Samuel Cheserek had been sentenced to death in August 2001 before his sentence was commuted to life in prison. [iStockphoto]

A man serving a life sentence for robbery with violence has had his prison term reduced to 30 years.

Samuel Cheserek had been sentenced to death in August 2001 before his sentence was commuted to life in prison.

He was arrested and put on remand on August 24, 1999, and has been in prison since then.

Justice Reuben Nyakundi of the High Court in Eldoret stated in his ruling that there was a need to grant him a second chance in life.

“I am persuaded that as much as there is need for a deterrent sentence, a reformed accused person should be given a second chance at life to redeem themselves and live a purposeful life,” the judge stated.
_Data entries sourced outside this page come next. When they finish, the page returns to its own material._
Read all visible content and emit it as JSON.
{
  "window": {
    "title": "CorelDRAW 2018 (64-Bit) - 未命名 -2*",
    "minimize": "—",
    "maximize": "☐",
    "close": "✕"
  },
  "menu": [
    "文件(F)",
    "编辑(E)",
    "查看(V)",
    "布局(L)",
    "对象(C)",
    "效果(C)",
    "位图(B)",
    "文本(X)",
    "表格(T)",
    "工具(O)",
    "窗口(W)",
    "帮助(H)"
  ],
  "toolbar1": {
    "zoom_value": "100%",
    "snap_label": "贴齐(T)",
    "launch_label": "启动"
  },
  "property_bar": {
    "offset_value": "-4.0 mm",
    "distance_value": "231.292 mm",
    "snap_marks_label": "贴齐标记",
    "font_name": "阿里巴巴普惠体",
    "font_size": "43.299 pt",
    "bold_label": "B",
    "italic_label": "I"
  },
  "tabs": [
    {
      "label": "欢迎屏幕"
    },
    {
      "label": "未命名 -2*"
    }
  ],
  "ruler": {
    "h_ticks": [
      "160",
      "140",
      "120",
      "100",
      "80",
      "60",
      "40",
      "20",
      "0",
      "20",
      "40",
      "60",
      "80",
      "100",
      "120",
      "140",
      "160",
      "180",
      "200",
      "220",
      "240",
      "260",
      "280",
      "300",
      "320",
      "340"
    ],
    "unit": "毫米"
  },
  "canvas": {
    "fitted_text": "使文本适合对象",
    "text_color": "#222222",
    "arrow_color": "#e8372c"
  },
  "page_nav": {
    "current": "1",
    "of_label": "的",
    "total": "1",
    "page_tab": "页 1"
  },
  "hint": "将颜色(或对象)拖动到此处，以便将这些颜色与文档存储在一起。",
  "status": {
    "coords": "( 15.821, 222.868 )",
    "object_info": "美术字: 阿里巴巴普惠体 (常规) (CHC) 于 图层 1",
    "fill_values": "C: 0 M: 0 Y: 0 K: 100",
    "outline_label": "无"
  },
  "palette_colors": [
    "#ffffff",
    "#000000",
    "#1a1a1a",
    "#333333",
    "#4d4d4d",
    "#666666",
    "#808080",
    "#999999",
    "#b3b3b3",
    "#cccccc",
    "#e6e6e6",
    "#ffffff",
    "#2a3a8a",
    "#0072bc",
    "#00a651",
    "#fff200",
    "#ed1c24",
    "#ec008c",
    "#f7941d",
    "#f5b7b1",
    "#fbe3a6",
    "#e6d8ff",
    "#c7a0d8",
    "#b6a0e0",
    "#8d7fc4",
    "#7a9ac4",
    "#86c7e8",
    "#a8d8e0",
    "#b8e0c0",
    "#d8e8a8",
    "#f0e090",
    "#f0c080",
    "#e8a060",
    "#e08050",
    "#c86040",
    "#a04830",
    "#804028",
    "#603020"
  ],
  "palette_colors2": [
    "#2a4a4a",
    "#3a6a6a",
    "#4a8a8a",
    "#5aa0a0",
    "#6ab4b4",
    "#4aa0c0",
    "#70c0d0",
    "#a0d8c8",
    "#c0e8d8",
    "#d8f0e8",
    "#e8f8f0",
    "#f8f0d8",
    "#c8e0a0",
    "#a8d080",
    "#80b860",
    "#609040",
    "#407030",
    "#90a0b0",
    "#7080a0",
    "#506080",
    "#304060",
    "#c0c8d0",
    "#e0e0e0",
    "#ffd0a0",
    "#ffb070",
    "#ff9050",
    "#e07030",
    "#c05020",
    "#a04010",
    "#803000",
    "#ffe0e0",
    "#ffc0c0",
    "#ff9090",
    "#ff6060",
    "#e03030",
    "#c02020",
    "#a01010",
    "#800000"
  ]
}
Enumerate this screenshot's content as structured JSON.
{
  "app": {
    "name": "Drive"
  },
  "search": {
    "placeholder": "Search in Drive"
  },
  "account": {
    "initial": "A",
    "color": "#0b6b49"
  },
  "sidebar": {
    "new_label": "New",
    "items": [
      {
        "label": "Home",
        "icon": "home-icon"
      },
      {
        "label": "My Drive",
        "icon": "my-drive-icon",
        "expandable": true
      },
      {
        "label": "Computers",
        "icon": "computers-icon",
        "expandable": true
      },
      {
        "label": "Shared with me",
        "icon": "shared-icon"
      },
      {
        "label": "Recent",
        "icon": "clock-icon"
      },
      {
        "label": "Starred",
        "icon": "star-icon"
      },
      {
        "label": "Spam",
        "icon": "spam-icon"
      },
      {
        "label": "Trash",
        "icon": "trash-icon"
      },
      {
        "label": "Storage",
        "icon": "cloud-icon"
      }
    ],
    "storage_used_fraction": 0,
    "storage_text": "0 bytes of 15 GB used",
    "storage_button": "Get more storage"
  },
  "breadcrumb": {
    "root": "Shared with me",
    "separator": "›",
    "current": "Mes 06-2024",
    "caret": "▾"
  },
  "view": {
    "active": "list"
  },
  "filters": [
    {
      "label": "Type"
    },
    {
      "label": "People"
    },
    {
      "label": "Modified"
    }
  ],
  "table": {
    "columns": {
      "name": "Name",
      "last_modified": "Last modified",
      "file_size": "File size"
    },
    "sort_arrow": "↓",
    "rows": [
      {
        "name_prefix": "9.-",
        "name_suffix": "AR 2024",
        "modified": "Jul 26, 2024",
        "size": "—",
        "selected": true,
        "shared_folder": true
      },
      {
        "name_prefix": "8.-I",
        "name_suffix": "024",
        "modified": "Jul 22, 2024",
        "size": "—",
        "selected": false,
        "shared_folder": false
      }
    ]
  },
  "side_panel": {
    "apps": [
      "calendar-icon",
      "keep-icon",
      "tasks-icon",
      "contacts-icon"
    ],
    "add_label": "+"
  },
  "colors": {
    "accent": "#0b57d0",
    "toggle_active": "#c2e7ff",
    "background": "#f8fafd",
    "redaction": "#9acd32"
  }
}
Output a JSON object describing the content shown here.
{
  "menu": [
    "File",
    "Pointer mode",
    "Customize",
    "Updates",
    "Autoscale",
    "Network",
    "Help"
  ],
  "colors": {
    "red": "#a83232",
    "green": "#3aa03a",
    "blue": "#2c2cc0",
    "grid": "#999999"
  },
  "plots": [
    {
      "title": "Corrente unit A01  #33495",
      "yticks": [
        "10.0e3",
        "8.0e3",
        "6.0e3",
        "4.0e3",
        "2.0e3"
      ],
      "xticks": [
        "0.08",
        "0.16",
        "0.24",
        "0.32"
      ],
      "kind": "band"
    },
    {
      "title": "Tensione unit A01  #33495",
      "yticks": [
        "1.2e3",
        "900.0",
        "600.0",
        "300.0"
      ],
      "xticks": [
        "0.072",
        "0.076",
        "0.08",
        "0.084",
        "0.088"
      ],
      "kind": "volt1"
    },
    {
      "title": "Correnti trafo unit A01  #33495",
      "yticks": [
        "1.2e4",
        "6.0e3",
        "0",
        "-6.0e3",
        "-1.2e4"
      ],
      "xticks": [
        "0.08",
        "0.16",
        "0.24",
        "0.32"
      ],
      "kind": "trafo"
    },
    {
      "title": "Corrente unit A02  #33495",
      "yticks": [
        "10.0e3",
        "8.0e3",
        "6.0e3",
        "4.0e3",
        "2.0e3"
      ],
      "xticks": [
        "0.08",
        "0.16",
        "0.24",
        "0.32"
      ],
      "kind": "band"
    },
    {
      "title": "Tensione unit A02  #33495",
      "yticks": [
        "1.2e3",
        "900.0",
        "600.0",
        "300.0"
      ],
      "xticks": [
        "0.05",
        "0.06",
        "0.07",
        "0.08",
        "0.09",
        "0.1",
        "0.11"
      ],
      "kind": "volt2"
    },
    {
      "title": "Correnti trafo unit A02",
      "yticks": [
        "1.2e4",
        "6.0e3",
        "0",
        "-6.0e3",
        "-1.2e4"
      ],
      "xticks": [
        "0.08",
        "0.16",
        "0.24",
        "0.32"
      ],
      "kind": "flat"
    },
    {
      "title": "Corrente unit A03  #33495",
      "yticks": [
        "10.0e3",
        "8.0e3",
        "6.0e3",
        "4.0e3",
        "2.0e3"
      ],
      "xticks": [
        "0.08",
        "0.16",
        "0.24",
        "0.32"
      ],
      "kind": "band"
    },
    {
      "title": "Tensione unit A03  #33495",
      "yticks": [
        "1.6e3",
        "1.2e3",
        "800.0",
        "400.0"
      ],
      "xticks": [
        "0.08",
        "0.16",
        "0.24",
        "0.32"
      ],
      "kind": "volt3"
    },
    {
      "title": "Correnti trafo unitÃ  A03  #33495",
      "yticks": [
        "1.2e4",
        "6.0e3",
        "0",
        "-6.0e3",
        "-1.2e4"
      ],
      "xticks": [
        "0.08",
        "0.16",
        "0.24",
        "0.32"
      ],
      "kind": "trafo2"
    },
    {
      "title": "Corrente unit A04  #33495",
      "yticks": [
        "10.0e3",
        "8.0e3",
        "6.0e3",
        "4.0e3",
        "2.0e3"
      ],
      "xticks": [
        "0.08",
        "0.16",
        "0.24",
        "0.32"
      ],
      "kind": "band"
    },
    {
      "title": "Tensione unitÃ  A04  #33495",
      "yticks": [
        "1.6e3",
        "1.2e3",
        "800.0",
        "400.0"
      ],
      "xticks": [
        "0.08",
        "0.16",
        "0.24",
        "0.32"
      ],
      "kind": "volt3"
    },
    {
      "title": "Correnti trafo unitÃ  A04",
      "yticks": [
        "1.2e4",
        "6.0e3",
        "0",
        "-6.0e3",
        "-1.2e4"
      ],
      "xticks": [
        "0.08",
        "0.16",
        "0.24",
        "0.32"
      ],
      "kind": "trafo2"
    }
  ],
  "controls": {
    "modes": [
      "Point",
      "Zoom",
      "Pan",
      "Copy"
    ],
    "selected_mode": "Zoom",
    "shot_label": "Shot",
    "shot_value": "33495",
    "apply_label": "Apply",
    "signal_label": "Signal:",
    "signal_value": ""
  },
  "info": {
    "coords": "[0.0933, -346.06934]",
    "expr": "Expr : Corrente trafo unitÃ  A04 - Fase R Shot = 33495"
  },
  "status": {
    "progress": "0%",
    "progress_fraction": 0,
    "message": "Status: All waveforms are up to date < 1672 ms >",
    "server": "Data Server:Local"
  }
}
“I hereby set aside the life sentence imposed on the petitioner through commutation by the president and substitute it with a prison term of 30 years with effect from August 24, 1999. This condition on commencement takes into account Section 333(2) of the Criminal Procedure Code,” ruled the judge.

Cheserek had appealed his sentence twice at the High Court and Court of Appeal, but his appeals had been dismissed and his sentence upheld.

In November last year, he filed a petition at the High Court seeking re-sentencing. He said he had been rehabilitated in prison, and asked for a non-custodial sentence.

In his petition, Cheserek had urged the court to consider the 24 years he had been in jail.

The probation report tabled in court showed that the community was ready to welcome him back.

The court heard that Cheserek, who was 24 years at the time he committed the offence, was remorseful and attributed his action to peer pressure.

His court documents showed that he had undergone rehabilitation, was reformed and if given a second chance, he could be a productive member of society.

The judge said the victim of the robbery with violence had died, noting that ‘the court should not turn a blind eye on that position.’

"One of the prime objectives of criminal law is the imposition of sentences commensurate with the nature and gravity of the crime," said the judge.